═════ Record extracts ═════

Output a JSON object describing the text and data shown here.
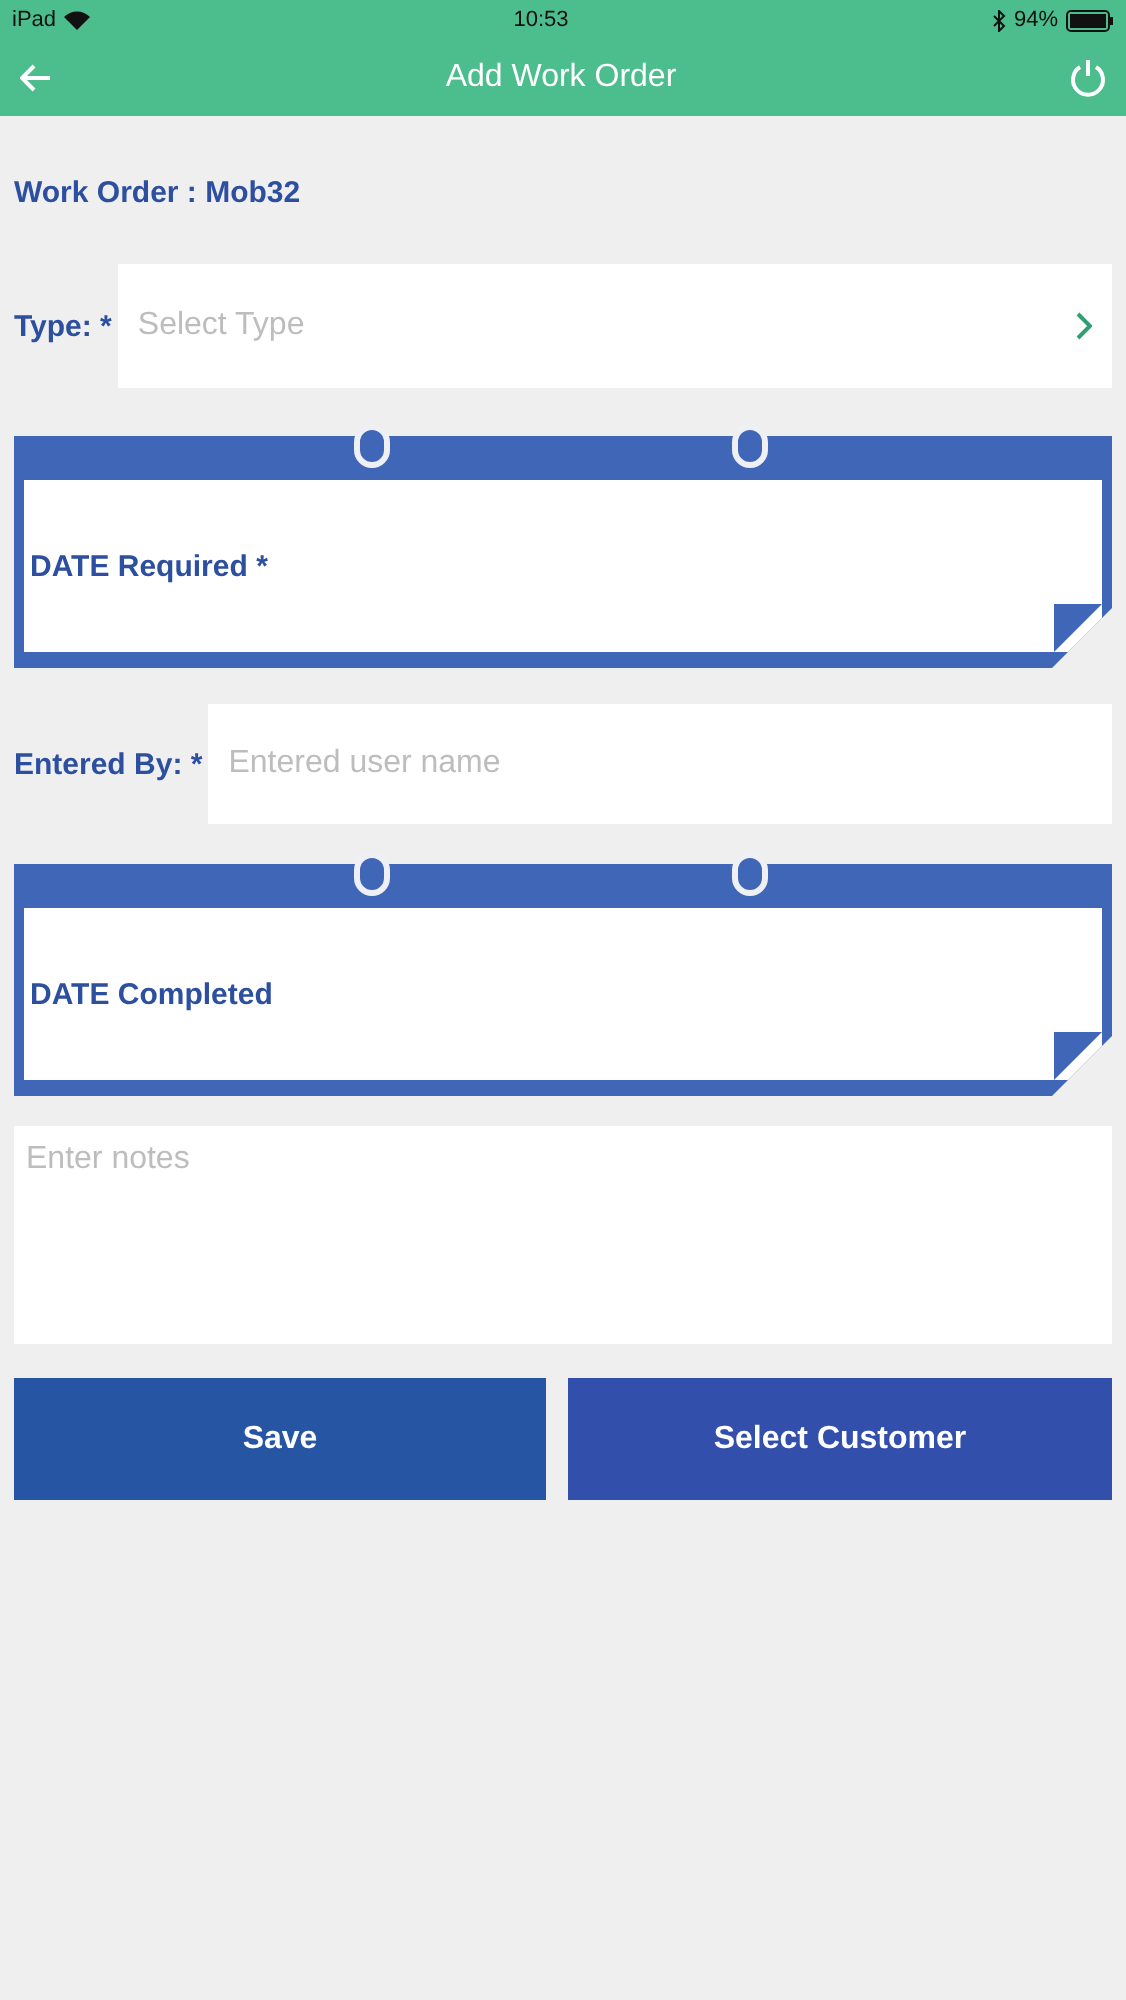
{
  "status_bar": {
    "carrier": "iPad",
    "time": "10:53",
    "battery": "94%"
  },
  "header": {
    "title": "Add Work Order"
  },
  "work_order": "Work Order : Mob32",
  "fields": [
    {
      "kind": "select",
      "label": "Type: *",
      "placeholder": "Select Type"
    },
    {
      "kind": "date",
      "label": "DATE Required *"
    },
    {
      "kind": "text",
      "label": "Entered By: *",
      "placeholder": "Entered user name"
    },
    {
      "kind": "date",
      "label": "DATE Completed"
    },
    {
      "kind": "textarea",
      "placeholder": "Enter notes"
    }
  ],
  "buttons": [
    "Save",
    "Select Customer"
  ]
}
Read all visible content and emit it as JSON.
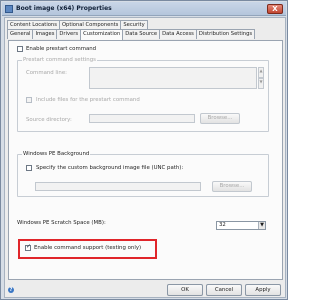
{
  "window": {
    "title": "Boot image (x64) Properties",
    "close_glyph": "X"
  },
  "tabs_row1": [
    "Content Locations",
    "Optional Components",
    "Security"
  ],
  "tabs_row2": [
    "General",
    "Images",
    "Drivers",
    "Customization",
    "Data Source",
    "Data Access",
    "Distribution Settings"
  ],
  "prestart": {
    "enable_label": "Enable prestart command",
    "group_title": "Prestart command settings",
    "command_line_label": "Command line:",
    "include_files_label": "Include files for the prestart command",
    "source_dir_label": "Source directory:",
    "browse_label": "Browse..."
  },
  "background": {
    "group_title": "Windows PE Background",
    "specify_label": "Specify the custom background image file (UNC path):",
    "browse_label": "Browse..."
  },
  "scratch": {
    "label": "Windows PE Scratch Space (MB):",
    "value": "32"
  },
  "command_support": {
    "label": "Enable command support (testing only)",
    "checked": true
  },
  "footer": {
    "ok": "OK",
    "cancel": "Cancel",
    "apply": "Apply",
    "help_glyph": "?"
  },
  "colors": {
    "highlight": "#e0252a",
    "titlebar": "#b4c5dc"
  }
}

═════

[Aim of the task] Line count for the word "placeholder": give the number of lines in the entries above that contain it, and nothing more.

[Reply to the exercise] 3